    55. Mr Lane submitted that in this type of case a direction based on the judgment in R v Hussain creates an injustice because:

(a)

    a defendant who believes (or may believe) that he is importing a photograph in category (C) will be guilty of an offence;

(b)

    a jury is prevented from determining the defendant's actual knowledge of the facts;

(c)

    it results in the conviction of a defendant whose knowledge of the prohibited import is "approximate" as opposed to "actual";

(d)

    it results in the conviction of a person who knows that the goods are "indecent" being deemed to know that they were within only categories (A) and (B);

(e)

    it requires a jury to cease their deliberations when they are sure that the defendant knew that he had indecent material in his possession whereas, if they were allowed, they might further conclude that he believed that he was importing material in category (C);

      (f)  the Sex Offenders Act 1997 made a distinction between the importation of adult and child pornography and imposed more onerous sanctions for the latter.

    56. I am unable to accept these submissions. The offence created by section 170(2)(b) of the 1979 Act is the offence of being "knowingly concerned in any fraudulent evasion … of any prohibition … with respect to the goods …". The essence of the offence is being knowingly concerned in the evasion of a prohibition. The jury were fully entitled to find that the behaviour of the appellant satisfied them that he was knowingly concerned in the evasion of a prohibition. His behaviour in buying genuine video films of "Spartacus" and "The Godfather Part 2" in the airport shop at Amsterdam Airport and obtaining receipts for them, leaving the genuine video films in the lavatory at Heathrow, and then producing the receipts which appeared to relate to the two video films containing indecent material, pointed quite clearly to the conclusion that he knew that he was involved in the evasion of a prohibition against importation.

    57. In many cases a person who, at the request of another and, it may be, in return for a payment, brings into the United Kingdom an article, knowing that he is taking part in the fraudulent evasion of a prohibition against importation, will not know the precise nature of the article which he is carrying. In such a case the task for the prosecution in proving an offence would be virtually impossible if, in addition to having to prove that the article was a prohibited one and that the defendant knew that he was involved in the evasion of a prohibition, it also had to prove that he knew the precise nature of the article. In my opinion the application of the principle stated in R v Hussain [1969] 2 QB 567 gives rise to no injustice in a case such as the present one, as it is open to the defendant to seek to rely on the "Taaffe defence" if his case is that he believed that he was carrying an article which in reality and contrary to his belief was not prohibited.

    58. Counsel also relied on the judgment of the Court of Appeal in R v Dunne (1998) 162 JP 399, but in my opinion the judgment does not support his argument as it was not concerned with the issue which arose in R v Hussain but with the issue whether a defendant can know that an article is obscene before a jury has found that it tends to deprave and corrupt.

    59. Counsel advanced an alternative submission that in the present case a strict application of the words of Widgery LJ that the defendant must know "that the goods . . . are subject to a prohibition" means that the prosecution must prove that the appellant knew that the photographs fell into either category (A) or category (B). I am unable to accept that submission.

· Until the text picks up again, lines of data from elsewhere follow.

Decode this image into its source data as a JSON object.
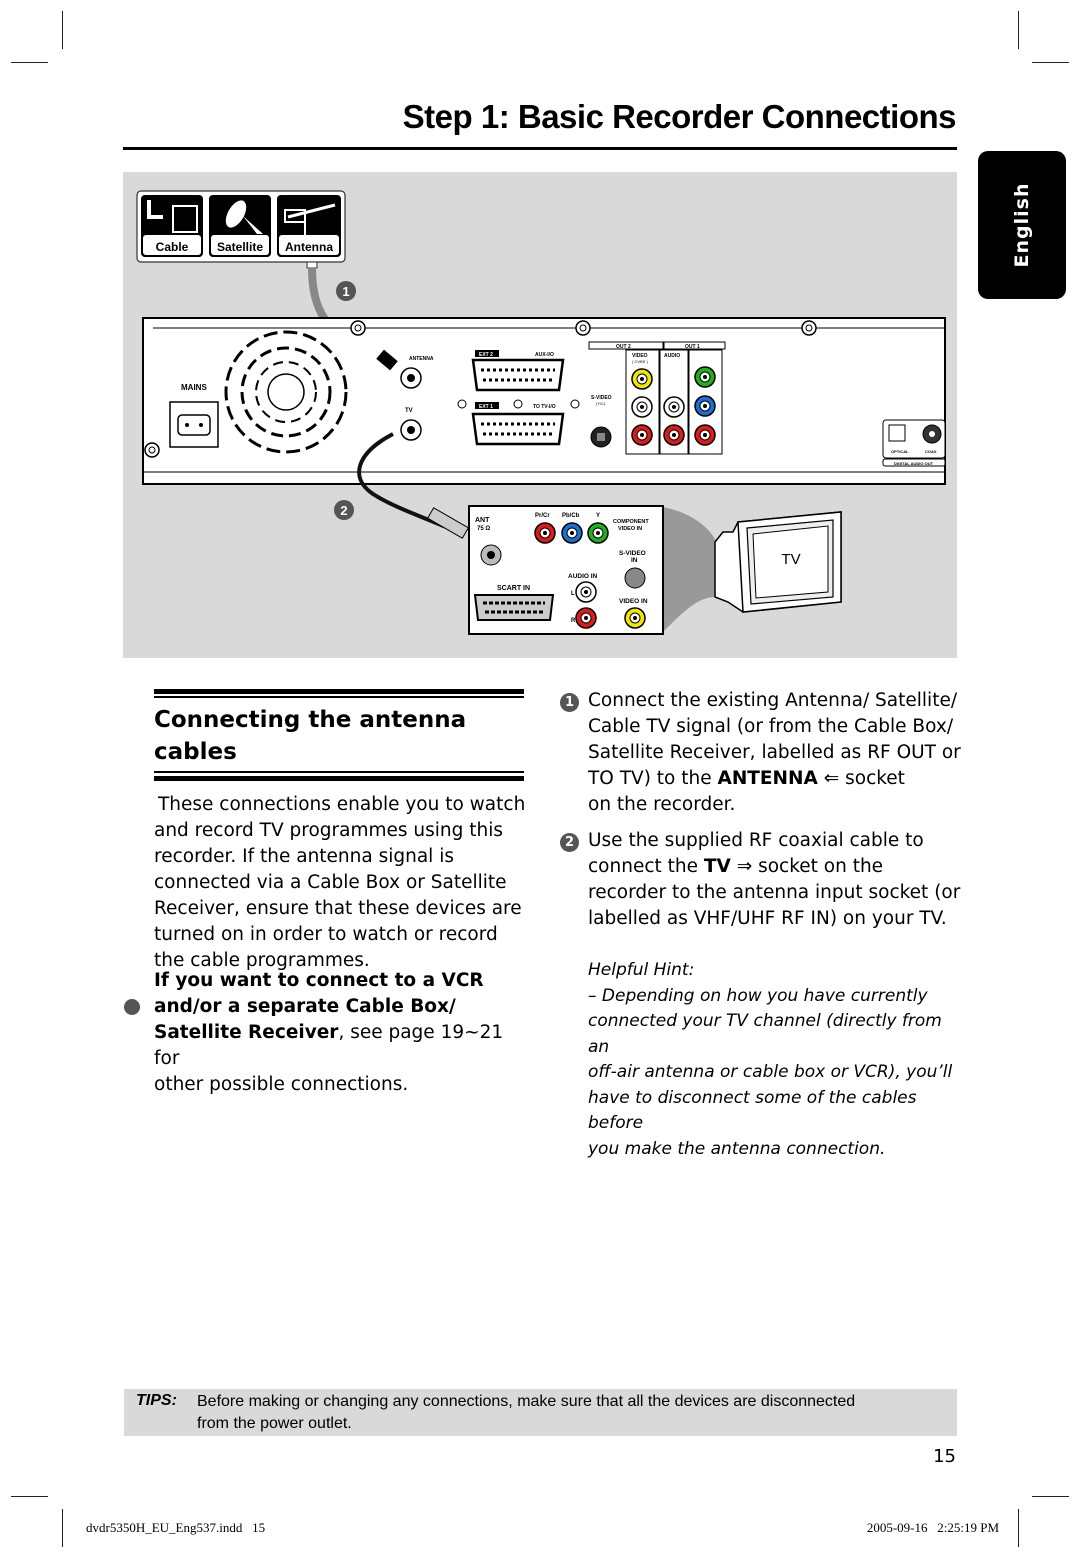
{
  "header": {
    "title": "Step 1: Basic Recorder Connections",
    "language_tab": "English"
  },
  "figure": {
    "source_labels": [
      "Cable",
      "Satellite",
      "Antenna"
    ],
    "step_markers": [
      "1",
      "2"
    ],
    "recorder_labels": {
      "mains": "MAINS",
      "antenna": "ANTENNA",
      "tv": "TV",
      "ext2": "EXT 2",
      "aux": "AUX-I/O",
      "ext1": "EXT 1",
      "to_tv": "TO TV-I/O",
      "svideo": "S-VIDEO",
      "svideo_sub": "(Y/C)",
      "out2": "OUT 2",
      "out1": "OUT 1",
      "video": "VIDEO",
      "cvbs": "( CVBS )",
      "audio": "AUDIO",
      "optical": "OPTICAL",
      "coax": "COAX",
      "digital_audio_out": "DIGITAL AUDIO OUT"
    },
    "tv_panel_labels": {
      "ant": "ANT",
      "ohm": "75 Ω",
      "pr": "Pr/Cr",
      "pb": "Pb/Cb",
      "y": "Y",
      "component": "COMPONENT",
      "video_in_c": "VIDEO IN",
      "svideo_in": "S-VIDEO",
      "in": "IN",
      "audio_in": "AUDIO IN",
      "scart_in": "SCART IN",
      "l": "L",
      "r": "R",
      "video_in": "VIDEO IN"
    },
    "tv_label": "TV",
    "colors": {
      "yellow": "#f2e600",
      "green": "#1db31d",
      "blue": "#1a6fd0",
      "red": "#e01919",
      "white": "#ffffff",
      "panel_bg": "#d9d9d9"
    }
  },
  "section": {
    "title_line1": "Connecting the antenna",
    "title_line2": "cables",
    "intro": [
      "These connections enable you to watch",
      "and record TV programmes using this",
      "recorder. If the antenna signal is",
      "connected via a Cable Box or Satellite",
      "Receiver, ensure that these devices are",
      "turned on in order to watch or record",
      "the cable programmes."
    ],
    "bullet": {
      "bold1": "If you want to connect to a VCR",
      "bold2": "and/or a separate Cable Box/",
      "bold3": "Satellite Receiver",
      "rest3": ", see page 19~21 for",
      "line4": "other possible connections."
    }
  },
  "steps": [
    {
      "num": "1",
      "lines": [
        "Connect the existing Antenna/ Satellite/",
        "Cable TV signal (or from the Cable Box/",
        "Satellite Receiver, labelled as RF OUT or"
      ],
      "line4_pre": "TO TV) to the ",
      "line4_bold": "ANTENNA",
      "line4_post": " socket",
      "line5": "on the recorder."
    },
    {
      "num": "2",
      "line1": "Use the supplied RF coaxial cable to",
      "line2_pre": "connect the ",
      "line2_bold": "TV",
      "line2_post": " socket on the",
      "line3": "recorder to the antenna input socket (or",
      "line4": "labelled as VHF/UHF RF IN) on your TV."
    }
  ],
  "hint": {
    "title": "Helpful Hint:",
    "lines": [
      "– Depending on how you have currently",
      "connected your TV channel (directly from an",
      "off-air antenna or cable box or VCR), you’ll",
      "have to disconnect some of the cables before",
      "you make the antenna connection."
    ]
  },
  "tips": {
    "label": "TIPS:",
    "text_line1": "Before making or changing any connections, make sure that all the devices are disconnected",
    "text_line2": "from the power outlet."
  },
  "page_number": "15",
  "footer": {
    "left": "dvdr5350H_EU_Eng537.indd   15",
    "right": "2005-09-16   2:25:19 PM"
  }
}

In my opinion there is no reason to qualify Widgery LJ's words and it is sufficient that the prosecution proves that the defendant knew that he was involved in the evasion of a prohibition.

    60. The two certified questions, as they are formulated, do not permit an answer to the issue which arises on this appeal as the first question refers to the defendant's knowledge of the importation of "an indecent photograph" rather than to the importation of "prohibited material" and therefore it is not appropriate to answer them.

    61. For the reasons which I have given I would dismiss the appeal.

 
previous

Lords Parliament Commons Search Contact Us Index

© Parliamentary copyright 2001
Prepared 17 July 2001